While an agreement has been made over the rights of the millions of EU citizens living in the UK, some are still concerned that it won’t be enough – and that potential workers will also now be put off from coming to the UK altogether.

Fuller’s chief executive Simon Emeny said: “While we have seen the Government make a level of commitment to our current team members from the EU, and while we think there is a chance that 2018 might prove to be better than many fear, people are still our biggest challenge.

“Despite the commitments made, there is no doubt that the UK is no longer such an attractive proposition thanks to a combination of the less favourable exchange rate and the general feeling that the UK is not so welcoming to our EU neighbours.

“We have to attract more homegrown talent – but it will take a generation to change attitudes towards a career in hospitality.”

Figures would suggest Emeny is right to worry. In December, research showed that despite the UK remaining the most popular country among Europeans looking to work abroad, its lead is “eroding fast”, raising concerns that as a direct result of Brexit, filling jobs in hospitality could become increasingly difficult.

“The agreement may not be enough,” Emeny warned. “This is about hearts and minds, not just legal wrangling.

“If we aren’t attracting the same level of EU national who wants to work in our sector, we need to reach out to young people across the UK – and one of the biggest barriers is the parents and grandparents of potential recruits.

“We need to pull together and show them the rewarding careers that exist in the pub sector.

“With regards to our EU colleagues, at Fuller’s we highly value the contribution they make to our business – they are our friends as well as our colleagues and we have committed to paying the permanent residency fees for any eligible EU national who has been with us for more than a year.

“In addition, we continue to look for ways to ensure we are still an attractive proposition to EU workers and we are constantly investing in development, reward and recognition programmes for all our team members.”

Commenting on a ‘no deal’ outcome, Emeny said: “Uncertainty is never great for business – but the pub industry is robust and will adapt and deal with whatever circumstances are thrown our way.

“However, given the choice, I would prefer to see a workable deal in place prior to our departure from the EU next year.”

Even JD Wetherspoon’s Martin told The Morning Advertiser​ his biggest concern about Brexit for the pub industry is its people. “The main worry for the trade relates to the availability of migrant staff,” he said.

“In this area I feel that a sensible level of immigration does indeed benefit the economy.

“However, New Zealand, Australia, Canada and Singapore, for example, all have robust levels of immigration – and they are obviously not in the EU.

“The licensed trade can make a good case for liberal immigration policies and we shouldn’t have to rely on the undemocratic EU to come up with the answer in this area.”

No deal – ‘no worry’

Where others have erred on the side of caution in relation to a ‘no deal’, Martin said he “strongly believes” that pubs would be “better off” without a deal with the EU.

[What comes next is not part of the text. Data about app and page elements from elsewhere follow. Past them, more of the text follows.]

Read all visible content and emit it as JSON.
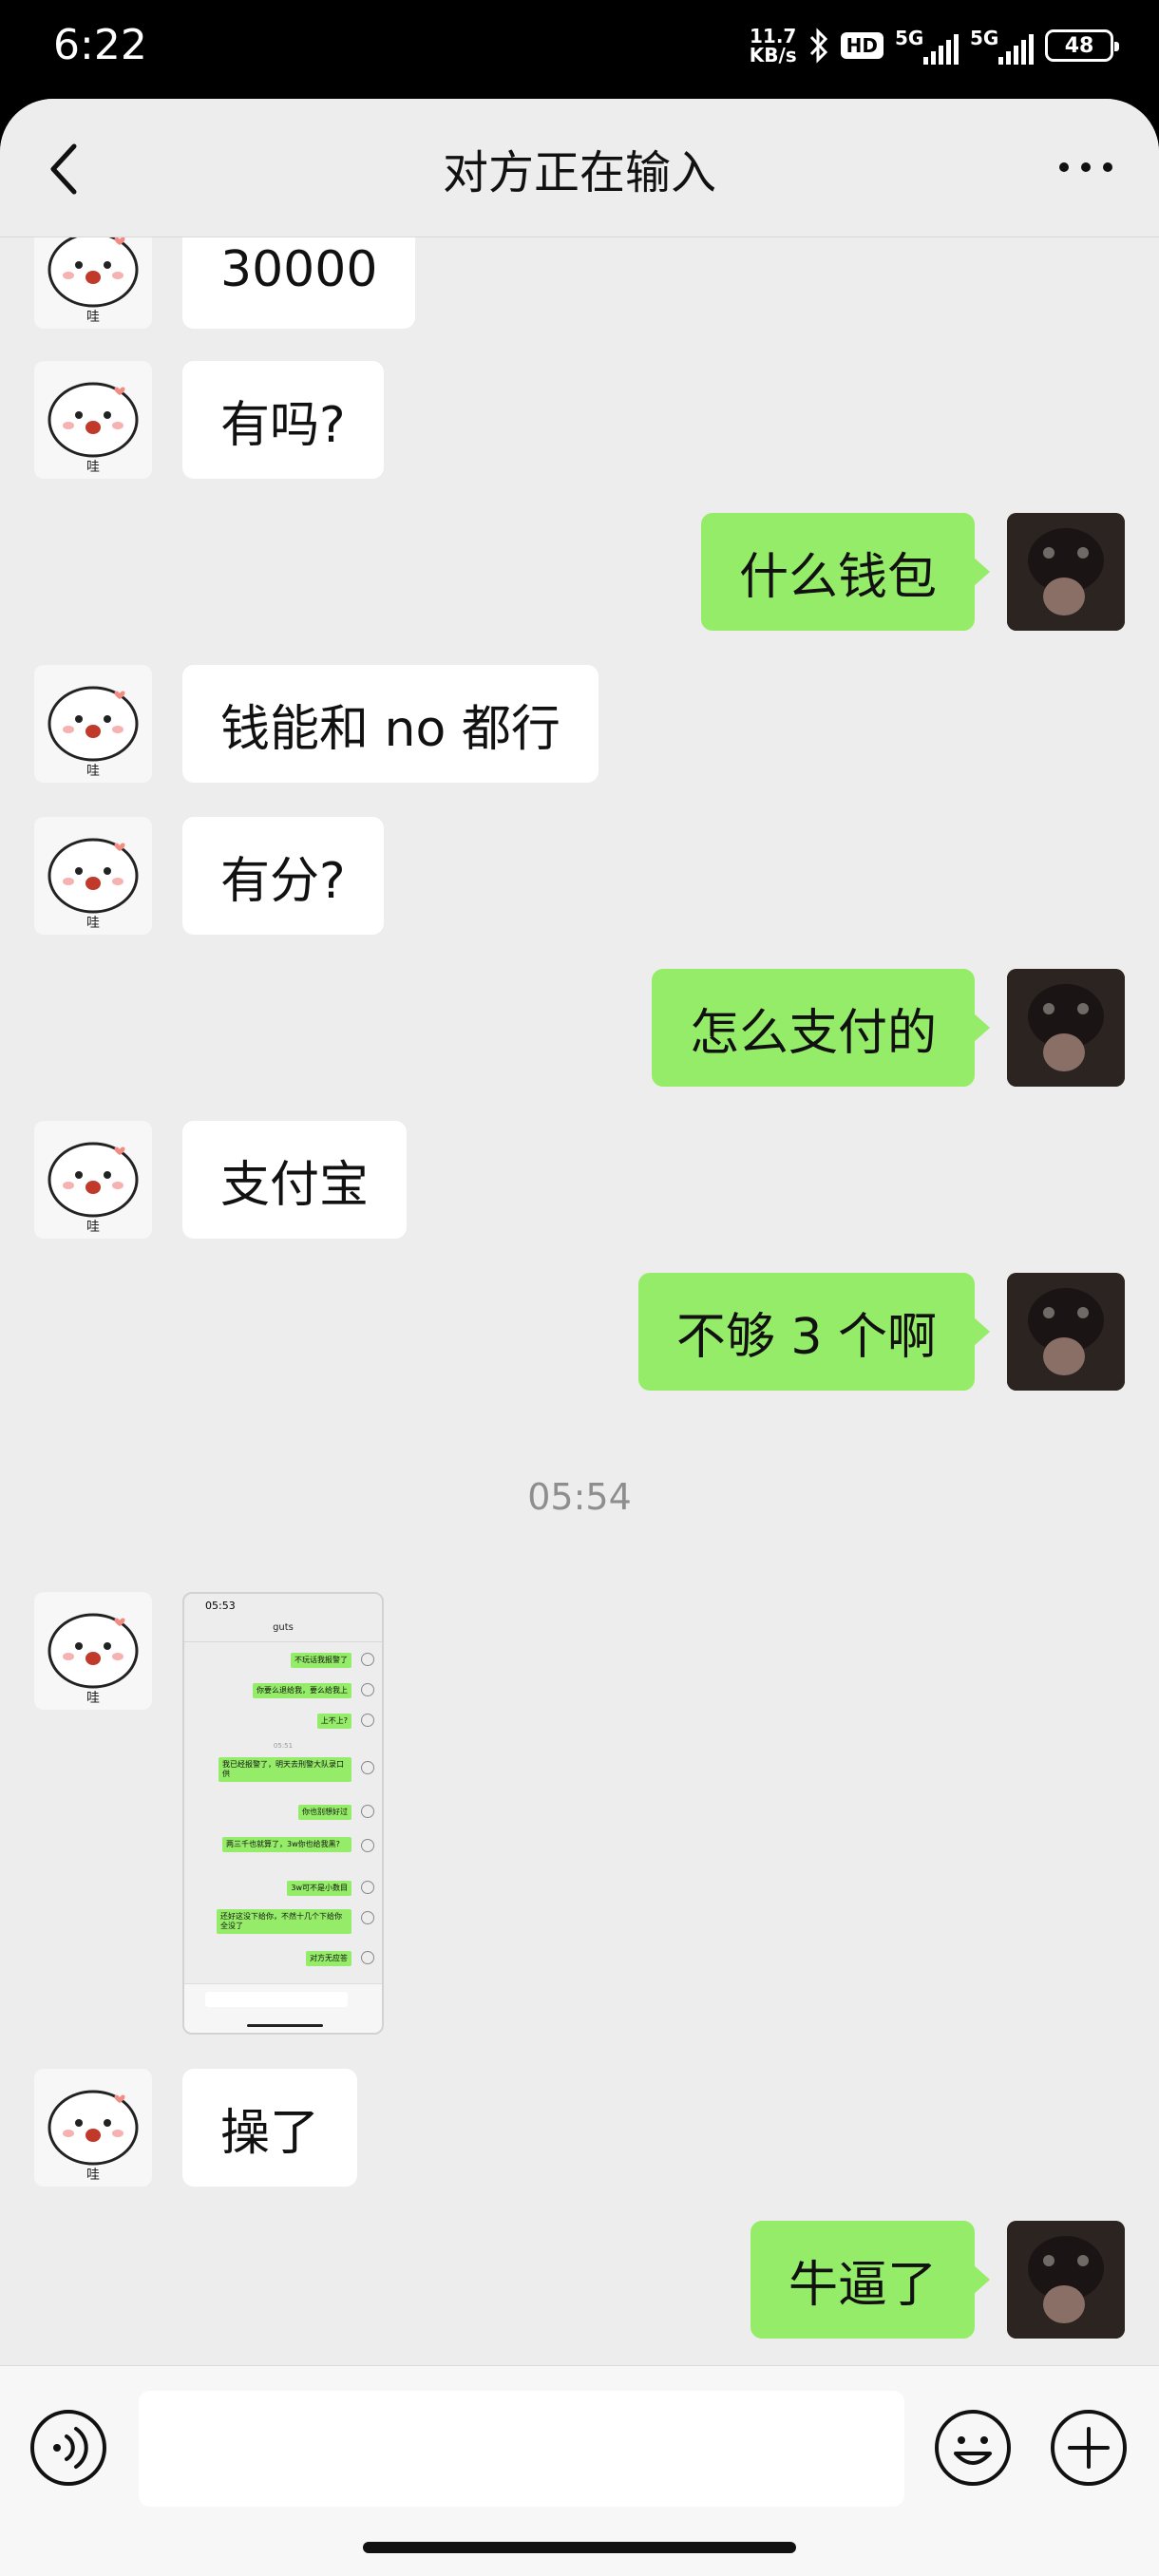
{
  "status_bar": {
    "time": "6:22",
    "net_speed_value": "11.7",
    "net_speed_unit": "KB/s",
    "hd_badge": "HD",
    "signal1_label": "5G",
    "signal2_label": "5G",
    "battery": "48"
  },
  "header": {
    "title": "对方正在输入"
  },
  "messages": [
    {
      "side": "left",
      "text": "30000"
    },
    {
      "side": "left",
      "text": "有吗?"
    },
    {
      "side": "right",
      "text": "什么钱包"
    },
    {
      "side": "left",
      "text": "钱能和 no 都行"
    },
    {
      "side": "left",
      "text": "有分?"
    },
    {
      "side": "right",
      "text": "怎么支付的"
    },
    {
      "side": "left",
      "text": "支付宝"
    },
    {
      "side": "right",
      "text": "不够 3 个啊"
    },
    {
      "side": "left",
      "text": "操了"
    },
    {
      "side": "right",
      "text": "牛逼了"
    }
  ],
  "timestamp": "05:54",
  "screenshot_image": {
    "time": "05:53",
    "title": "guts",
    "messages": [
      "不玩话我报警了",
      "你要么退给我，要么给我上",
      "上不上?",
      "我已经报警了，明天去刑警大队录口供",
      "你也别想好过",
      "两三千也就算了，3w你也给我黑?",
      "3w可不是小数目",
      "还好这没下给你，不然十几个下给你全没了",
      "对方无应答"
    ],
    "inner_timestamp": "05:51"
  },
  "avatar_left_caption": "哇",
  "colors": {
    "chat_bg": "#ededed",
    "bubble_sent": "#95ec69",
    "bubble_received": "#ffffff",
    "status_bar_bg": "#000000"
  },
  "icons": {
    "back": "chevron-left-icon",
    "more": "more-dots-icon",
    "voice": "voice-icon",
    "emoji": "emoji-icon",
    "plus": "plus-icon"
  },
  "input": {
    "value": ""
  }
}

“This is because the EU, and therefore the UK, currently charges taxes or tariffs on food imported from the 93% of the world that is not in the EU,” he said.

“If we leave the EU without a deal in March 2019, the UK parliament has the power under World Trade Organisation rules to eliminate tariffs on non-EU food and drink imports, which would mean that food imports from the EU would continue to be tariff-free, as they are today.

“Wetherspoon has calculated that our costs would reduce by about 3p per meal – and Aussie and Kiwi wine imports, now subject to tariffs, would become cheaper too. All pubs would benefit, not just ours.”

He added: “In summary, no deal equals the best deal for the UK unless the EU negotiators take a wise-up pill and offer us sensible terms.”

The predictions of most industry bodies is that 2018 is going to be tough for the trade. From Brexit, to business rates, to changing consumer demands.

But, it looks like the fight for the future of great British pubs is as strong as ever.

Related topics Legislation

Related news

Show more